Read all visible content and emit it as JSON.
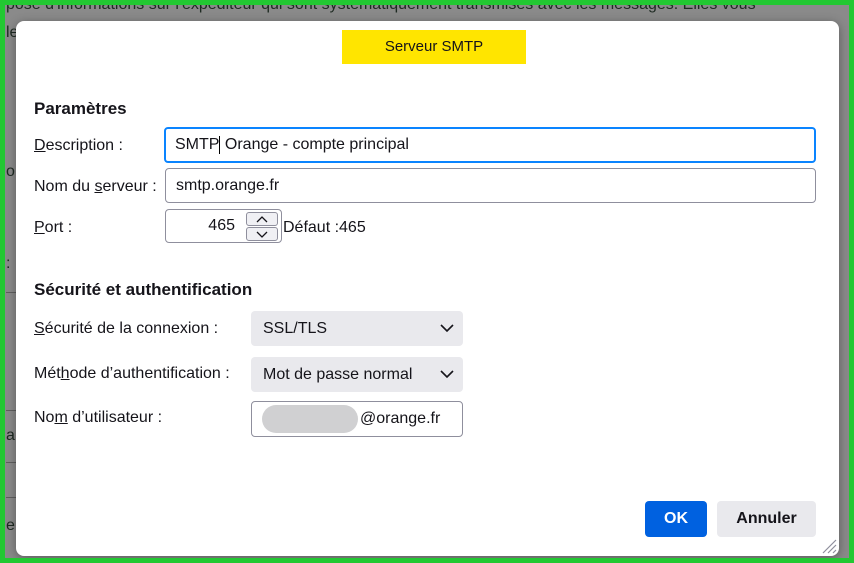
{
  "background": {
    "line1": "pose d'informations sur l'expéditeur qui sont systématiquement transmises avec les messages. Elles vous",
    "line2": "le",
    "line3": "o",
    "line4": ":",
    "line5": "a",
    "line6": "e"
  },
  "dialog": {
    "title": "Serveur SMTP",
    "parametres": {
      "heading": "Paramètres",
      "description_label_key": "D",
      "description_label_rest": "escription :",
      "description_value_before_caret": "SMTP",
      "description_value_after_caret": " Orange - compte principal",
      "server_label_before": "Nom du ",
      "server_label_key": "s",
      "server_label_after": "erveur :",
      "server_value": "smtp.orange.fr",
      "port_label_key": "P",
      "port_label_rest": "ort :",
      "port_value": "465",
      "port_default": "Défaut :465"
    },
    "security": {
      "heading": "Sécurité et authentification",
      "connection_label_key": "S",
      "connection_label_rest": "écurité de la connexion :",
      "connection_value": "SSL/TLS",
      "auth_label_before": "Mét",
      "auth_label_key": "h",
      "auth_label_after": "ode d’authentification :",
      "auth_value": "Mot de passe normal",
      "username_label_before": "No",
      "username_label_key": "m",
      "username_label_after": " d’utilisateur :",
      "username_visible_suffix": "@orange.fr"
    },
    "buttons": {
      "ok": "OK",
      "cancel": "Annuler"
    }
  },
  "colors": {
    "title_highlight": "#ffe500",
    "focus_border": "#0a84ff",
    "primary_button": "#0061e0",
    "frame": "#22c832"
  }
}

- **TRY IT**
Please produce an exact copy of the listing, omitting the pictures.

- **WRITTEN RESPONSE**
Read all visible content and emit it as JSON.
{
  "background": {
    "line1": "pose d'informations sur l'expéditeur qui sont systématiquement transmises avec les messages. Elles vous",
    "line2": "le",
    "line3": "o",
    "line4": ":",
    "line5": "a",
    "line6": "e"
  },
  "dialog": {
    "title": "Serveur SMTP",
    "parametres": {
      "heading": "Paramètres",
      "description_label_key": "D",
      "description_label_rest": "escription :",
      "description_value_before_caret": "SMTP",
      "description_value_after_caret": " Orange - compte principal",
      "server_label_before": "Nom du ",
      "server_label_key": "s",
      "server_label_after": "erveur :",
      "server_value": "smtp.orange.fr",
      "port_label_key": "P",
      "port_label_rest": "ort :",
      "port_value": "465",
      "port_default": "Défaut :465"
    },
    "security": {
      "heading": "Sécurité et authentification",
      "connection_label_key": "S",
      "connection_label_rest": "écurité de la connexion :",
      "connection_value": "SSL/TLS",
      "auth_label_before": "Mét",
      "auth_label_key": "h",
      "auth_label_after": "ode d’authentification :",
      "auth_value": "Mot de passe normal",
      "username_label_before": "No",
      "username_label_key": "m",
      "username_label_after": " d’utilisateur :",
      "username_visible_suffix": "@orange.fr"
    },
    "buttons": {
      "ok": "OK",
      "cancel": "Annuler"
    }
  },
  "colors": {
    "title_highlight": "#ffe500",
    "focus_border": "#0a84ff",
    "primary_button": "#0061e0",
    "frame": "#22c832"
  }
}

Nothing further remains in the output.